Abbie Josephsen said...

haha, I love that the Julian Smith video is everywhere :)
And that Stories of my Life book sounds great! I should check it out from the library.

Paula Titus said...

I guess comfort breeds complacency. I'm glad you're still getting jarred, and that you notice. That counts for a lot.

Thanks for writing something I'd enjoy, for a change. Geesh.

David Wagner said...

Logan: Thanks for the heads-up on the color scheme. Still experimenting. The reds show up fine for me - but if it's buggy for others, I'll change it. Let me know if you like Chiang as much as I... it's really smart writing, you should dig it.

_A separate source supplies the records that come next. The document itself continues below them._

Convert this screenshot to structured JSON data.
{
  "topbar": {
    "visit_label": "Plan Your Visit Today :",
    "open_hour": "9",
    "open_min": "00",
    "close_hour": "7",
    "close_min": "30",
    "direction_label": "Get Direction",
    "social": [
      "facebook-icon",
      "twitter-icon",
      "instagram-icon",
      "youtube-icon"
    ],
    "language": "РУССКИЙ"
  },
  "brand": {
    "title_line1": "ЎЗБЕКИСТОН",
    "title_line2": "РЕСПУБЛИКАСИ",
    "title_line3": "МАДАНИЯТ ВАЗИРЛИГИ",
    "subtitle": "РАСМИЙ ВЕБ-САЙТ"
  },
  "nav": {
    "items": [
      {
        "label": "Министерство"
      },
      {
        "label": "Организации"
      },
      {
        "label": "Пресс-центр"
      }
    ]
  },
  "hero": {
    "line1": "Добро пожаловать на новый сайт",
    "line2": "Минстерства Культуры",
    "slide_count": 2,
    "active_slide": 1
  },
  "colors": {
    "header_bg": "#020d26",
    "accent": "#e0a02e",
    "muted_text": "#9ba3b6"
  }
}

Beth: lol, I thought my transitional bathroom pun (made sense in my head") was a zinger, but your "has issues" pun has mine beat. Thanks for the laugh. And thanks for being so hard to beat at Scrabble... it makes the occasional victory really meaningful!

Rebecca: Love that video! The first time I saw/heard it, it was stuck in my head. Never had a song stick in me so strong before. Besides, it's hilarious. Post it to your blog too! You have fans that I don't, and they need to see it too!

Logan #2: I actually typed that when I was writing it, but I changed it since I felt it would be too corny... guess I was wrong!

Abbie: Great video. He has some other good ones, too... and if you read Chiang too, let me know what you think!

Paula: Whew! This post passed the Paula Read-worthiness Test! That was close... :) That reminds me, I better go see if you've updated again, since your last brilliant post...